The Roman Catholic viewpoint of Glynn, a Marist priest who spent two decades in Japan, dominates a naive biography that fails to do justice to Japanese radiologist and author Takashi Nagai, who died in 1951. A convert to Christianity, Nagai helped pioneer X-ray work at Nagasaki Medical University, survived the atomic bombing there and, although terminally ill with leukemia (a result of years of working with radiation), wrote inspirational books and articles after World War II. Glynn glosses over Nagai's professional life, preferring to concentrate on his religious conversion or his (Christian) wife, Midori, ``a well-nigh perfect example of womanhood.'' This focus also pervades supporting material; Glynn states three times that 8000 Christians died in the Nagasaki bombing before mentioning, pages later, that 72,000 Japanese died. The author is didactic and condescending, as when he explains that ``Shinto gods are really like Christian saints in heaven.'' Even worse is Glynn's casual and questionable handling of history, noting, for example, that ``European women first began to read and write in the sixteenth century.'' Photos not seen by PW. (July)

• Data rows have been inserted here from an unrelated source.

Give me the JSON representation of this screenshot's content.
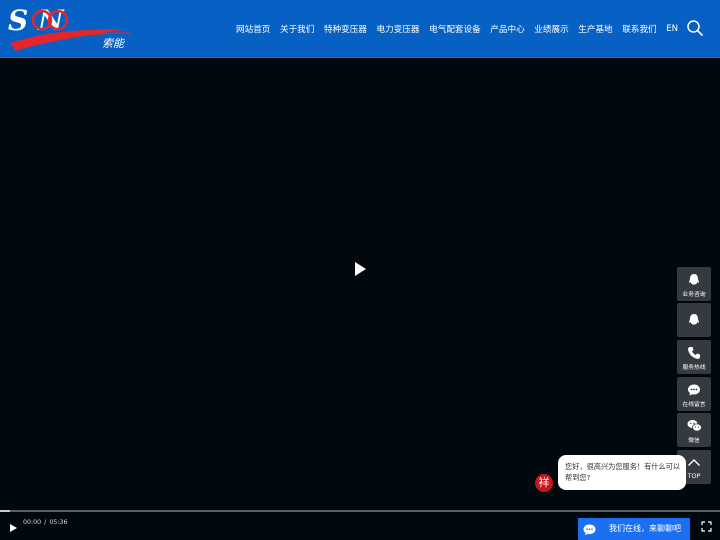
{
  "header": {
    "logo_text": "S    N",
    "logo_subtext": "索能",
    "nav": [
      "网站首页",
      "关于我们",
      "特种变压器",
      "电力变压器",
      "电气配套设备",
      "产品中心",
      "业绩展示",
      "生产基地",
      "联系我们",
      "EN"
    ],
    "search_icon": "search-icon"
  },
  "video": {
    "current_time": "00:00",
    "separator": "/",
    "duration": "05:36",
    "progress_fraction": 0.0
  },
  "sidebar": {
    "items": [
      {
        "label": "业务咨询",
        "icon": "qq-icon"
      },
      {
        "label": "",
        "icon": "qq-icon"
      },
      {
        "label": "服务热线",
        "icon": "phone-icon"
      },
      {
        "label": "在线留言",
        "icon": "chat-icon"
      },
      {
        "label": "微信",
        "icon": "wechat-icon"
      },
      {
        "label": "TOP",
        "icon": "chevron-up-icon"
      }
    ]
  },
  "chat": {
    "bubble_text": "您好，很高兴为您服务！有什么可以帮到您?",
    "seal_char": "祥",
    "bar_label": "我们在线，来聊聊吧"
  },
  "colors": {
    "header_bg": "#0760c3",
    "page_bg": "#01080e",
    "sidebar_bg": "#353a40",
    "chat_bar_bg": "#1d6ff2",
    "seal_red": "#c4161c"
  }
}
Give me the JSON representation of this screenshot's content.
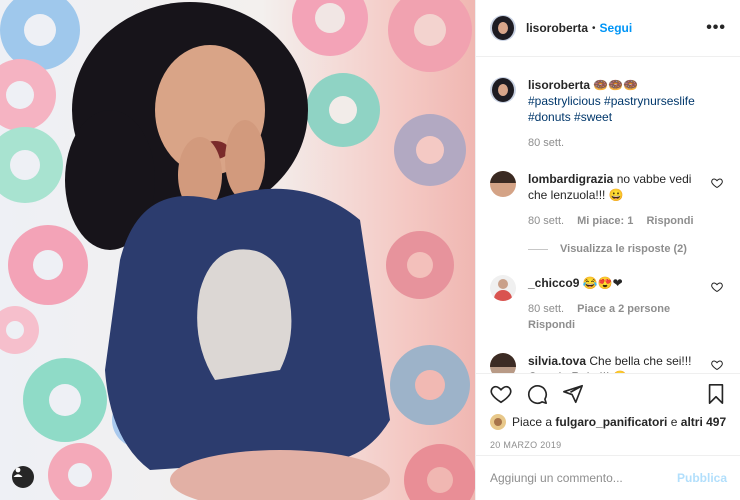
{
  "post": {
    "username": "lisoroberta",
    "follow_label": "Segui",
    "separator": "•",
    "more_label": "•••"
  },
  "caption": {
    "username": "lisoroberta",
    "emoji": "🍩🍩🍩",
    "hashtags": [
      "#pastrylicious",
      "#pastrynurseslife",
      "#donuts",
      "#sweet"
    ],
    "age": "80 sett."
  },
  "comments": [
    {
      "username": "lombardigrazia",
      "text": "no vabbe vedi che lenzuola!!! 😀",
      "age": "80 sett.",
      "likes": "Mi piace: 1",
      "reply_label": "Rispondi",
      "view_replies": "Visualizza le risposte (2)"
    },
    {
      "username": "_chicco9",
      "text": "😂😍❤",
      "age": "80 sett.",
      "likes": "Piace a 2 persone",
      "reply_label": "Rispondi"
    },
    {
      "username": "silvia.tova",
      "text": "Che bella che sei!!! Grande Roby!!! 😍"
    }
  ],
  "likes": {
    "prefix": "Piace a",
    "user": "fulgaro_panificatori",
    "conj": "e",
    "others": "altri 497"
  },
  "date": "20 MARZO 2019",
  "add_comment": {
    "placeholder": "Aggiungi un commento...",
    "publish_label": "Pubblica"
  },
  "colors": {
    "link_blue": "#0095f6",
    "hashtag": "#00376b",
    "muted": "#8e8e8e",
    "publish_disabled": "#b2dffc"
  },
  "icons": [
    "heart-icon",
    "comment-icon",
    "share-icon",
    "bookmark-icon",
    "user-tag-icon",
    "more-icon"
  ]
}
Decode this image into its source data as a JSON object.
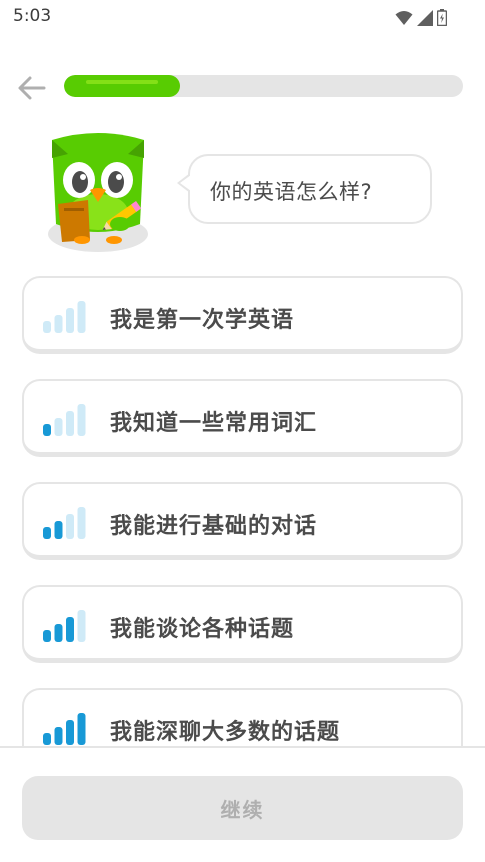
{
  "status_bar": {
    "time": "5:03"
  },
  "header": {
    "progress_fraction": 0.29
  },
  "prompt": {
    "question": "你的英语怎么样?"
  },
  "options": [
    {
      "label": "我是第一次学英语",
      "level": 0
    },
    {
      "label": "我知道一些常用词汇",
      "level": 1
    },
    {
      "label": "我能进行基础的对话",
      "level": 2
    },
    {
      "label": "我能谈论各种话题",
      "level": 3
    },
    {
      "label": "我能深聊大多数的话题",
      "level": 4
    }
  ],
  "footer": {
    "continue_label": "继续"
  },
  "colors": {
    "progress": "#58cc02",
    "bar_active": "#1cb0f6",
    "bar_active_dark": "#1899d6",
    "bar_inactive": "#cfeaf7",
    "text": "#4b4b4b",
    "border": "#e5e5e5"
  },
  "icons": [
    "wifi-icon",
    "signal-icon",
    "battery-icon",
    "back-arrow-icon",
    "duo-owl-mascot",
    "signal-level-icon"
  ]
}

This is a marvelous biography of Takashi Nagai, a Japanese convert to Christianity, physician, peace activist, and victim of terminal radiation disease as well as a man of letters who wrote 20 books after he became bedridden. The story reveals the horrors of atomic devastation, the ironies of the bomb's dropping on one of the few Christian communities in Japan, Nagai's successful struggle to find meaning in suffering, and the triumph of life in almost hopeless situations. Nagai never rejects science, continues to see atomic discovery as potentially good (providing peaceful energy for oil-poor Japan), and retains deep love for the Emperor and for his non-Christian ancestors. This book can inspire both Christians and non-Christians to work for peace. Highly recommended.